Turkish foreign policy under the direction of the dyad Davutoglu and Erdogan has suffered a resounding defeat, particularly in Syria. Professor Ahmet Davutoglu, first as Erdogan’s foreign policy advisor, then as foreign minister and now as prime minister, has nourished Erdogan’s folie de grandeur with his vision of the restoration of Turkey’s role as the leader of the former Ottoman empire. However, this policy has seriously backfired, resulting in what another of Erdogan’s advisors, Ibrahim Kalin, plaintively called Turkey’s “precious loneliness.”
Turkey’s plans to create a Middle East free-trade zone, including Turkey, Syria, Lebanon and Jordan, met with a setback with the civil uprising against Bashar al-Assad’s regime in 2011, which later developed into a civil war. In accordance with what Ibrahim Kalin termed Turkey’s new “value-based and principled” foreign policy, Turkey under Erdogan’s AKP (Justice and Development Party) government chose to be a party to the conflict to effect regime change rather than adhere to Turkey’s traditional role as mediator.

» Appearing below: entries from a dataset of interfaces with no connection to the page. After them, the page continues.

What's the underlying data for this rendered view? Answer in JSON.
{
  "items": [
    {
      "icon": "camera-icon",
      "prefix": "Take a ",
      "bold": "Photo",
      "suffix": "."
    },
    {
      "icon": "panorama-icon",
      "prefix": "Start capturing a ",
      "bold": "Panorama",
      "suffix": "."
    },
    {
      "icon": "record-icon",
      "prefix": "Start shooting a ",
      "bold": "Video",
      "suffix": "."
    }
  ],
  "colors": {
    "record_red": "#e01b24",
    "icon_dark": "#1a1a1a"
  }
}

In a Q&A session last October at Harvard, Vice President Joe Biden let the cat out of the bag when he claimed that U.S. allies – Turkey, the Saudis, the Emiratis, etc. -- were their largest problem in Syria, as they supplied Al Nusra, Al Qaeda and other extremist jihadis with hundreds of millions of dollars and thousands of tons of weapons. His spokeswoman later came with a retraction that the Veep had not implied that Turkey or other allies and partners in the region had “intentionally” facilitated the growth of ISIL or other violent extremists in Syria, but the damage had been done.
Now the gloves are off, and Barack Obama has openly criticized Turkey for not having ramped up the capacity it needs to prevent the influx of foreign fighters into Syria. At a State Department briefing a month ago, it was stated that Turkey was the main transit route for more than 22,000 fighters who have joined extremist organizations, mostly ISIL, in Syria. As a senior State Department official concluded: “Turkey wants to get a handle on this.”

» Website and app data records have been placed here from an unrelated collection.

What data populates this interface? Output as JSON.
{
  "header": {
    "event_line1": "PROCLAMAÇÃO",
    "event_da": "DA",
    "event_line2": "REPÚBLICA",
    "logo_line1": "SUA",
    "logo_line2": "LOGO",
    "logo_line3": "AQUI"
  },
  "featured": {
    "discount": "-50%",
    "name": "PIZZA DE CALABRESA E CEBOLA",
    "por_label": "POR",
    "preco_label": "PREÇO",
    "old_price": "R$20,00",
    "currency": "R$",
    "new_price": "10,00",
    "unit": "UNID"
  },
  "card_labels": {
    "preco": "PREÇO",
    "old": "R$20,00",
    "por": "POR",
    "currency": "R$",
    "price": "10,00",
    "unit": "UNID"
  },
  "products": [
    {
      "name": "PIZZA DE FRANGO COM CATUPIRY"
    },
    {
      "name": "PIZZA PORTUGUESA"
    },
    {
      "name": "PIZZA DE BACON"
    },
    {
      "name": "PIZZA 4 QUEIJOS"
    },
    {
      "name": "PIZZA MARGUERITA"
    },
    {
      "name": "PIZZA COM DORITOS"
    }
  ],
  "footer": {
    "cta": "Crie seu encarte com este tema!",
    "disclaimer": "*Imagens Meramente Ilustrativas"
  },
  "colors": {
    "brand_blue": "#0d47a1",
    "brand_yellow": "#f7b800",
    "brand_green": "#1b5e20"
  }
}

There is also abundant evidence of Turkey’s cooperation with ISIL, the Al Nusra Front, Ahrar al-Sham and other extremist groups, militarily, logistically and financially, and the role played by Turkey’s National Intelligence Organization (MIT), whose head, Hakan Fidan, was handpicked by Erdogan for the job.
In August 2012 Davutoglu called on the U.N. Security Council to establish a safe zone in Syria for refugees, which would also have meant a no-fly zone, but without success. NATO’s Secretary-General, Jens Stoltenberg, has also stated that Turkey’s proposal is not on NATO’s agenda. Nevertheless, Davutoglu continues to revisit the idea, and once again the U.S. has refused to be drawn.
The reason the issue has arisen is because ISIL has been driven from the Syrian border town of Tel Abyad by the Kurdish PYG (People’s Protection Units), the military wing of Syria’s Democratic Union Party (PYD), backed by U.S. air support. Erdogan, who has equated the PYD with Turkey’s PKK (Kurdistan Workers’ Party) as a terrorist organization, has declared Turkey will never allow the establishment of a Kurdish state in northern Syria, “no matter what the cost.”
Davutoglu, who is the leader of an interim AKP government, is prepared to take “the necessary measures” to prevent this, which could include a cross-border operation to create a buffer zone on the Syrian side, which would drive a wedge between two of the three autonomous cantons the PYD has already established.
The Turkish military has warned against the international repercussions of such a move, and the risk that Turkish forces would face a clash with the PYG, ISIL and Syrian government forces. The PKK’s military commander, Murat Karayilan, has also warned that a decision to attack the Kurdish cantons would amount to an attack on all Kurdish people. “Such an intervention would be an intervention that takes Turkey to civil war.”
However, Davutoglu has ruled out immediate plans for an incursion into Syria. Now he has to form a coalition government, either with the secular CHP (Republican People’s Party) or the nationalist MHP (Nationalist Movement Party), which is adamantly opposed to the Kurdish peace process and supports the idea of a safe zone in Syria.
Erdogan’s last hope is the failure to form a coalition or the coalition’s collapse, which will lead to a new election and the possibility of regaining control of events. In a tape of a national security meeting leaked before Turkish local elections in March last year, Foreign Ministry Undersecretary Feridun Sinirlioglu complained that national security had become the tool of common, cheap domestic policy. The risk still remains.
Robert Ellis is a regular commentator on Turkish affairs in the Danish and international press.